    1. Hey Diana! It should last at least a few weeks and will slowly dry on the wreath form so it will fade. Depends where you keep it though – if its maintained in direct sunlight it will dry out and fade much quicker.

  1. Wow! I love this so much, Stacy! Those sunflower heads are really spectacular! I am getting ready to make some decorations for either side of my front door with corn stalks, Indian corn, and some foraged blooms. I hope they turn out as well as yours!

  2. The sunflower wreath looks lovely with the ivy winding around it. I will have grow zinnias for sure next year. I have tried every year to grow sunflowers with no success. I live in Windsor Ontario just across from Detroit. We had a very dry year this summer as well, my 1 one Pee Gee Hydragena bloom very nicely but I watered that plant every day😋I have a small perriannial garden and marvel at your pictures of your beautiful garden.

    1. Thank you so much Lorri! I’ve had success some years with sunflowers and not with others. This year I decided to start way more than I wanted from seed and planted more to hopefully have a few survive. Because I lose more than I’m able to grow! One year my nephews dog took them all out, another few years I had rabbits or groundhogs. Its always something right? LOL.

  3. This is just the prettiest. I love it when you can make something special from your garden flowers other than a floral arrangement. Great job.

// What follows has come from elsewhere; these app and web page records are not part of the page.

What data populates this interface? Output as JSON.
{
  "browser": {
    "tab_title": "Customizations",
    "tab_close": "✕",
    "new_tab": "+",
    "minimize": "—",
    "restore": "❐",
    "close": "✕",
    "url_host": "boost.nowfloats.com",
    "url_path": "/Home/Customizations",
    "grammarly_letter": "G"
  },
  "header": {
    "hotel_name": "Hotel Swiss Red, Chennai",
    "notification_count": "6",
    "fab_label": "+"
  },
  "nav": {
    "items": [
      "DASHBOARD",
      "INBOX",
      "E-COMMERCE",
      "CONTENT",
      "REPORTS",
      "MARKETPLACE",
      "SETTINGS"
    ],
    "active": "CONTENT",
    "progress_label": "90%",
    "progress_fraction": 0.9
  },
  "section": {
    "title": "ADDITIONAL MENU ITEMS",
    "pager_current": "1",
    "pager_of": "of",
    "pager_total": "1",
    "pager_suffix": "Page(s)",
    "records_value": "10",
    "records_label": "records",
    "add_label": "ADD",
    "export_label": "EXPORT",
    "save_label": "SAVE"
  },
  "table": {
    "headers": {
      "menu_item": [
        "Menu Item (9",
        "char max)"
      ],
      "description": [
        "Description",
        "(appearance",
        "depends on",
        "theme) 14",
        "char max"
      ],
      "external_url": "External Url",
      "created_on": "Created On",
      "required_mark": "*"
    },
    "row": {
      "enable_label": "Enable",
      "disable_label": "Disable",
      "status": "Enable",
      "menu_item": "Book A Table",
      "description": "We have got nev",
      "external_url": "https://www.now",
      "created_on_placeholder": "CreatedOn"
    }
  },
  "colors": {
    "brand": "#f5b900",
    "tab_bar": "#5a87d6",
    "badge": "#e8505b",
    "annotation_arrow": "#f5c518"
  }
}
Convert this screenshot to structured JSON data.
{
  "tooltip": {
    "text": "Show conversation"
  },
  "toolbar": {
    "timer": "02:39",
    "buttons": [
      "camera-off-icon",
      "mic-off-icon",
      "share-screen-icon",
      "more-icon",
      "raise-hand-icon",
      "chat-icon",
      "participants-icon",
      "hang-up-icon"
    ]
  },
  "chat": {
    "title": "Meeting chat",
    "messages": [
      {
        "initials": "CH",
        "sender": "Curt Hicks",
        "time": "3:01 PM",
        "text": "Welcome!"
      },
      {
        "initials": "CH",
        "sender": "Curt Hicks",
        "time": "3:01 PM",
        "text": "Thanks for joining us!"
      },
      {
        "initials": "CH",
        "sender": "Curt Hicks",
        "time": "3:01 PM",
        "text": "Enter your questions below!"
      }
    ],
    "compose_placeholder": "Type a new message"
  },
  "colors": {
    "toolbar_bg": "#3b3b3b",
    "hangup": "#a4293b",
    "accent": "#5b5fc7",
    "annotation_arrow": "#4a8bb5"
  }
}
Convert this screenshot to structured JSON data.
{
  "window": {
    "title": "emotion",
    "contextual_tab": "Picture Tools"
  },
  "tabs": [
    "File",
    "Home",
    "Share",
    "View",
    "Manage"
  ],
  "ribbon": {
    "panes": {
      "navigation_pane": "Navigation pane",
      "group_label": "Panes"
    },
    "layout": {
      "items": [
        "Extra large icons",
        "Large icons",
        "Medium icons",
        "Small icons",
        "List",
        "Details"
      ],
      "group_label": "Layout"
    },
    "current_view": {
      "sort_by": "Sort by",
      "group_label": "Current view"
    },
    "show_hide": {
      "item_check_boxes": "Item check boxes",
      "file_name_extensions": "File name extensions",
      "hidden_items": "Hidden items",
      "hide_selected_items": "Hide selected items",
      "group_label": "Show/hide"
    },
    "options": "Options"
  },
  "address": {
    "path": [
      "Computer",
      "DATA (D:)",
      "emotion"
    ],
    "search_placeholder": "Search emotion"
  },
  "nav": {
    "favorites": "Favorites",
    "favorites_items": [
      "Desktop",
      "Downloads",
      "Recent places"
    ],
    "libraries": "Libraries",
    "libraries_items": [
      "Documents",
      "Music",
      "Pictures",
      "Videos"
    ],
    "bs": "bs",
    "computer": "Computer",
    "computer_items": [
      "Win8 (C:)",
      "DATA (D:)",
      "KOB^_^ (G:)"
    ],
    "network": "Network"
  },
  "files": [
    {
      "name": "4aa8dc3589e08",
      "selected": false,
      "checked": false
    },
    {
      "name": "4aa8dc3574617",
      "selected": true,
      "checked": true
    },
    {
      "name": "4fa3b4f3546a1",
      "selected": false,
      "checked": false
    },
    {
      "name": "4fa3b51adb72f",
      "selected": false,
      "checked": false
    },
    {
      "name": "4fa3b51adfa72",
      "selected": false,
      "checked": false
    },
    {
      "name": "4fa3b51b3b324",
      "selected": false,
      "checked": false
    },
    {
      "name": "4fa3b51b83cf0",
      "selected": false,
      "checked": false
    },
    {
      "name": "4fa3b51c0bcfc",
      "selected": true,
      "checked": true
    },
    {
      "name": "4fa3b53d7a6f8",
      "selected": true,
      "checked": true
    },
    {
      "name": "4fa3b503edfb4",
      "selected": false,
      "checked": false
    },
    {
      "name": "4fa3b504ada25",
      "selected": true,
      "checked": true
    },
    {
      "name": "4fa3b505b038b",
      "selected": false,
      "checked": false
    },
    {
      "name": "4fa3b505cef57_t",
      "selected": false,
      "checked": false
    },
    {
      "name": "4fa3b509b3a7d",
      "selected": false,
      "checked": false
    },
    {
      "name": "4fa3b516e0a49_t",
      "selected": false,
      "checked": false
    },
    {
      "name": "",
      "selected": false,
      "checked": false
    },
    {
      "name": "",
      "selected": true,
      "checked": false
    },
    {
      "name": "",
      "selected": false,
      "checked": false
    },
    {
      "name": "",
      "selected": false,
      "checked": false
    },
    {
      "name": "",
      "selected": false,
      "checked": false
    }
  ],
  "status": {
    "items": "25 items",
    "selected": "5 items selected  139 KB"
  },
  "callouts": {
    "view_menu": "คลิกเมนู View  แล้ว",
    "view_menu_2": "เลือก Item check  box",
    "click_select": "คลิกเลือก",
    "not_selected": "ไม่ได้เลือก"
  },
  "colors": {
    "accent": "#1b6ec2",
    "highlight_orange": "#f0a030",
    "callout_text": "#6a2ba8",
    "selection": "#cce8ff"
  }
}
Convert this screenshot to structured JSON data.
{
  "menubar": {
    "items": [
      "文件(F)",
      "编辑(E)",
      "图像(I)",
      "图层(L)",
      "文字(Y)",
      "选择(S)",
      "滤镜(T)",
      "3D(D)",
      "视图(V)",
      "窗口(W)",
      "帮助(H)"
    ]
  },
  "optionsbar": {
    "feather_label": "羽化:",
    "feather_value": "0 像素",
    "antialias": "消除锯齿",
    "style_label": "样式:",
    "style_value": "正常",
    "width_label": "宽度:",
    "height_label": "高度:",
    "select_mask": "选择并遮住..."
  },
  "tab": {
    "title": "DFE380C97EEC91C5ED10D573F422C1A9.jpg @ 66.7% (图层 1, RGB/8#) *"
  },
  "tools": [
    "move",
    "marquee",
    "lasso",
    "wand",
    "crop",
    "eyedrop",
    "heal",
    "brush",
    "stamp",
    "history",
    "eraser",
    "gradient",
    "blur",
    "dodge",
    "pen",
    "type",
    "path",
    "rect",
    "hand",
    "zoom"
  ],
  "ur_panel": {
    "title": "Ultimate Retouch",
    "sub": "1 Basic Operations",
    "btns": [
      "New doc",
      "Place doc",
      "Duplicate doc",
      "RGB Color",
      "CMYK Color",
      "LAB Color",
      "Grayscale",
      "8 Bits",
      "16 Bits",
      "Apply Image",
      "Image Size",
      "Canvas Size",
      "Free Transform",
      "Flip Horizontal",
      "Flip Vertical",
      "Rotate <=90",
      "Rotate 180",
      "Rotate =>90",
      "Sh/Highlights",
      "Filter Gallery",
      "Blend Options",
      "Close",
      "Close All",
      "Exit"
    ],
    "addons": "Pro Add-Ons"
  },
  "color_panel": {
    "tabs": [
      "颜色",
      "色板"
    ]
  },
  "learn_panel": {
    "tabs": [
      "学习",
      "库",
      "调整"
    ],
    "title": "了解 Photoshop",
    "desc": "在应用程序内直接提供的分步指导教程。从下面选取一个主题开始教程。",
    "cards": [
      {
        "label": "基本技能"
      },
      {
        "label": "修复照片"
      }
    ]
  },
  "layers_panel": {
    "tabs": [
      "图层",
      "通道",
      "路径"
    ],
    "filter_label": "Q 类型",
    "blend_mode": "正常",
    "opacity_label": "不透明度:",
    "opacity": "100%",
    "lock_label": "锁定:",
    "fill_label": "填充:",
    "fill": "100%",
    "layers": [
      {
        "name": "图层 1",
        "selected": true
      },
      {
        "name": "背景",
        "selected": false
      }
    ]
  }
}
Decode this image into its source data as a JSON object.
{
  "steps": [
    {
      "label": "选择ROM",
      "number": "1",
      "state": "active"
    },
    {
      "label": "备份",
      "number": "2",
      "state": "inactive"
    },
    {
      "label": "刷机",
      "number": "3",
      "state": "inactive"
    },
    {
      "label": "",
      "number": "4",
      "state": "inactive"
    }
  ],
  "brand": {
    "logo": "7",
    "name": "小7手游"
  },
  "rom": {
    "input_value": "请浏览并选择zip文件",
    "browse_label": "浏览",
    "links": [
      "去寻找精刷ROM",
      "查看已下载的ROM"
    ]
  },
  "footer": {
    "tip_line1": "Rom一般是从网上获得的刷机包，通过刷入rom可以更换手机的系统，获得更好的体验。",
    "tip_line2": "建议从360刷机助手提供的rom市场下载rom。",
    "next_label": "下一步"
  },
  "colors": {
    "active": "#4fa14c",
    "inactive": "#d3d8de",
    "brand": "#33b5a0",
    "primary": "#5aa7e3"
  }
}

  4. I couldn’t remember if I commented already… This is just stunning!! I’m glad some of your sunflowers made it!!